Whatever his motivations or reasons, Mr. Carper has increasingly portrayed himself as the savior of the Postal Service. It is a role similar to the one Mrs. Collins of Maine played during the debate on PAEA, and the results are likely to be the same.
Many news outlets have opined that Congress ought to get out of the way and let postal management and the BOG run the Postal Service, the more businesslike the better. Others have simply said the Postal Service is irrelevant and should be privatized. My response to both of those views is that no government is not good government and it certainly isn’t better government.
While Congress has clearly failed to function as a thoughtful body in governing the Postal Service, that’s not reason for removing the postal system from Congressional control. We, as citizens, ought to demand that Congress fulfill its role in overseeing the Postal Service in a professional and effective manner. Those who think no government is a good idea or that the Founders had no faith in government are delusional. Without a strong government based on democratic principles, the end result will be either anarchy or plutocracy.
The default of leadership
The issue is not large or small government. The fact is that many of those who argue for small government actually support the expansion of government, so long as that government favors their interests. The largest expansion of government in our history has occurred under two Republican presidents.
The issue ought to be effective government. Clearly those who designed our political system understood the need for infrastructure. They understood the need for and value of postal services.
One of the greatest challenges our country faces today is rebuilding our infrastructure. We have done best economically when we focused on investing in foundational infrastructure. Good infrastructure expands economic opportunity and allows more people to participate more fully in the economy. Growth built on broad economic participation is growth that is both sustainable and growth that is broadly beneficial. The postal network has played a major role in providing that kind of growth, and it can continue to do that.

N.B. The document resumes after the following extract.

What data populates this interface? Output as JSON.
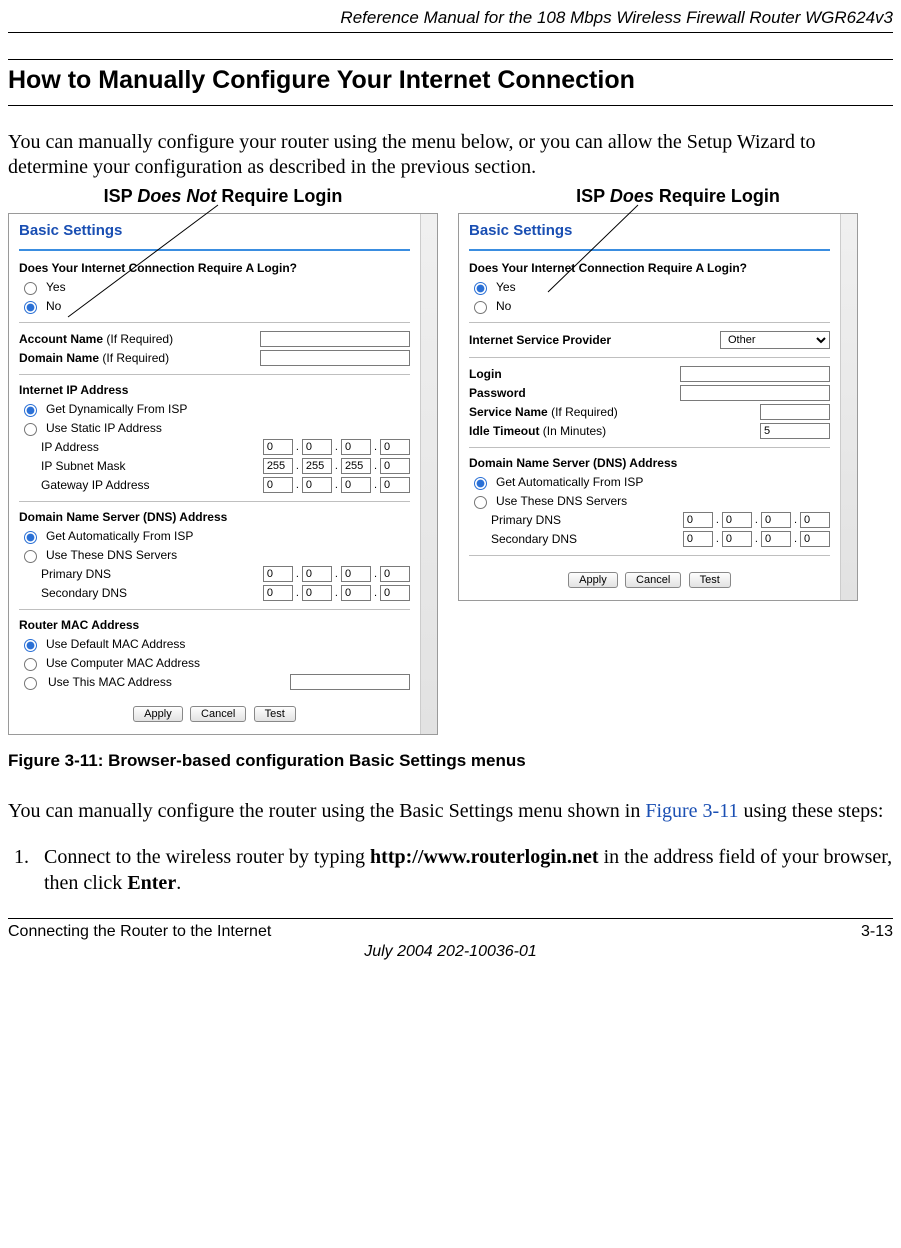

The Postal Service does not have a fiscal crisis. There are billions of excess contributions in retirement accounts. Those accounts, including the ones designed to fund retiree benefits, are well funded. The crisis facing the Postal Service is one of management and governance.
The management of the Postal Service has no credibility. It has offered plans that do not protect or utilize a great American asset. Instead, their plans transfer the assets and revenues of the Postal Service into the hands of a small segment of the mailing industry and serve to dismantle the postal network, a useful and essential infrastructure.

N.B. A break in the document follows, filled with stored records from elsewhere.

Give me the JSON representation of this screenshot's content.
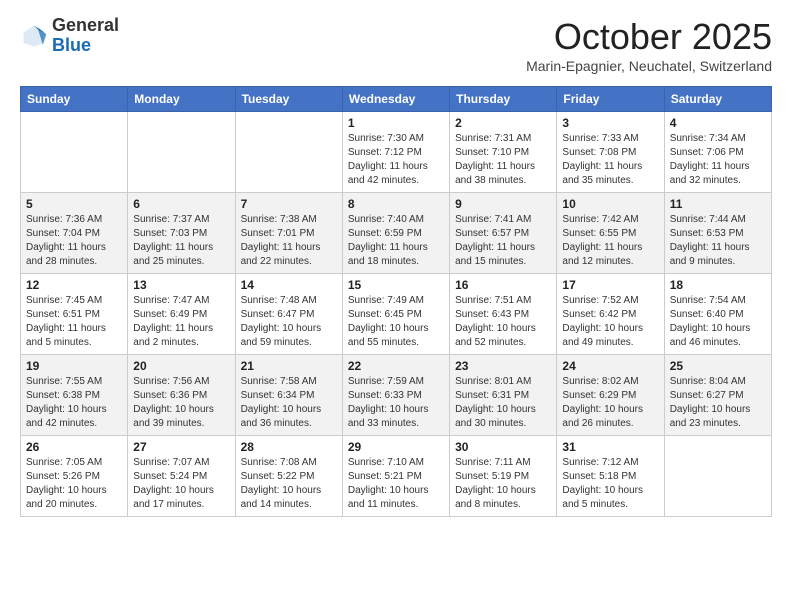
{
  "logo": {
    "general": "General",
    "blue": "Blue"
  },
  "header": {
    "month": "October 2025",
    "location": "Marin-Epagnier, Neuchatel, Switzerland"
  },
  "weekdays": [
    "Sunday",
    "Monday",
    "Tuesday",
    "Wednesday",
    "Thursday",
    "Friday",
    "Saturday"
  ],
  "weeks": [
    [
      {
        "day": "",
        "info": ""
      },
      {
        "day": "",
        "info": ""
      },
      {
        "day": "",
        "info": ""
      },
      {
        "day": "1",
        "info": "Sunrise: 7:30 AM\nSunset: 7:12 PM\nDaylight: 11 hours and 42 minutes."
      },
      {
        "day": "2",
        "info": "Sunrise: 7:31 AM\nSunset: 7:10 PM\nDaylight: 11 hours and 38 minutes."
      },
      {
        "day": "3",
        "info": "Sunrise: 7:33 AM\nSunset: 7:08 PM\nDaylight: 11 hours and 35 minutes."
      },
      {
        "day": "4",
        "info": "Sunrise: 7:34 AM\nSunset: 7:06 PM\nDaylight: 11 hours and 32 minutes."
      }
    ],
    [
      {
        "day": "5",
        "info": "Sunrise: 7:36 AM\nSunset: 7:04 PM\nDaylight: 11 hours and 28 minutes."
      },
      {
        "day": "6",
        "info": "Sunrise: 7:37 AM\nSunset: 7:03 PM\nDaylight: 11 hours and 25 minutes."
      },
      {
        "day": "7",
        "info": "Sunrise: 7:38 AM\nSunset: 7:01 PM\nDaylight: 11 hours and 22 minutes."
      },
      {
        "day": "8",
        "info": "Sunrise: 7:40 AM\nSunset: 6:59 PM\nDaylight: 11 hours and 18 minutes."
      },
      {
        "day": "9",
        "info": "Sunrise: 7:41 AM\nSunset: 6:57 PM\nDaylight: 11 hours and 15 minutes."
      },
      {
        "day": "10",
        "info": "Sunrise: 7:42 AM\nSunset: 6:55 PM\nDaylight: 11 hours and 12 minutes."
      },
      {
        "day": "11",
        "info": "Sunrise: 7:44 AM\nSunset: 6:53 PM\nDaylight: 11 hours and 9 minutes."
      }
    ],
    [
      {
        "day": "12",
        "info": "Sunrise: 7:45 AM\nSunset: 6:51 PM\nDaylight: 11 hours and 5 minutes."
      },
      {
        "day": "13",
        "info": "Sunrise: 7:47 AM\nSunset: 6:49 PM\nDaylight: 11 hours and 2 minutes."
      },
      {
        "day": "14",
        "info": "Sunrise: 7:48 AM\nSunset: 6:47 PM\nDaylight: 10 hours and 59 minutes."
      },
      {
        "day": "15",
        "info": "Sunrise: 7:49 AM\nSunset: 6:45 PM\nDaylight: 10 hours and 55 minutes."
      },
      {
        "day": "16",
        "info": "Sunrise: 7:51 AM\nSunset: 6:43 PM\nDaylight: 10 hours and 52 minutes."
      },
      {
        "day": "17",
        "info": "Sunrise: 7:52 AM\nSunset: 6:42 PM\nDaylight: 10 hours and 49 minutes."
      },
      {
        "day": "18",
        "info": "Sunrise: 7:54 AM\nSunset: 6:40 PM\nDaylight: 10 hours and 46 minutes."
      }
    ],
    [
      {
        "day": "19",
        "info": "Sunrise: 7:55 AM\nSunset: 6:38 PM\nDaylight: 10 hours and 42 minutes."
      },
      {
        "day": "20",
        "info": "Sunrise: 7:56 AM\nSunset: 6:36 PM\nDaylight: 10 hours and 39 minutes."
      },
      {
        "day": "21",
        "info": "Sunrise: 7:58 AM\nSunset: 6:34 PM\nDaylight: 10 hours and 36 minutes."
      },
      {
        "day": "22",
        "info": "Sunrise: 7:59 AM\nSunset: 6:33 PM\nDaylight: 10 hours and 33 minutes."
      },
      {
        "day": "23",
        "info": "Sunrise: 8:01 AM\nSunset: 6:31 PM\nDaylight: 10 hours and 30 minutes."
      },
      {
        "day": "24",
        "info": "Sunrise: 8:02 AM\nSunset: 6:29 PM\nDaylight: 10 hours and 26 minutes."
      },
      {
        "day": "25",
        "info": "Sunrise: 8:04 AM\nSunset: 6:27 PM\nDaylight: 10 hours and 23 minutes."
      }
    ],
    [
      {
        "day": "26",
        "info": "Sunrise: 7:05 AM\nSunset: 5:26 PM\nDaylight: 10 hours and 20 minutes."
      },
      {
        "day": "27",
        "info": "Sunrise: 7:07 AM\nSunset: 5:24 PM\nDaylight: 10 hours and 17 minutes."
      },
      {
        "day": "28",
        "info": "Sunrise: 7:08 AM\nSunset: 5:22 PM\nDaylight: 10 hours and 14 minutes."
      },
      {
        "day": "29",
        "info": "Sunrise: 7:10 AM\nSunset: 5:21 PM\nDaylight: 10 hours and 11 minutes."
      },
      {
        "day": "30",
        "info": "Sunrise: 7:11 AM\nSunset: 5:19 PM\nDaylight: 10 hours and 8 minutes."
      },
      {
        "day": "31",
        "info": "Sunrise: 7:12 AM\nSunset: 5:18 PM\nDaylight: 10 hours and 5 minutes."
      },
      {
        "day": "",
        "info": ""
      }
    ]
  ]
}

The Congress of the United States has abdicated its responsibility with respect to postal matters. It is not simply about the failure of the House of Representatives to act on a bill. It goes much deeper than that. When the legislature of the United States is no longer able to see the value in an infrastructure that sustains not only our commerce but our democratic values, when they are willing to sacrifice services that thousands of American communities rely on, when they are willing to undermine the useful, effective, and economically efficient employment of nearly half a million Americans, when our legislators are willing to do these things casually and cavalierly, then they have failed the country, miserably.
There is no Postal Service default. The Postmaster General and the Congress of the United States have defaulted on their responsibilities to the American public. Shame.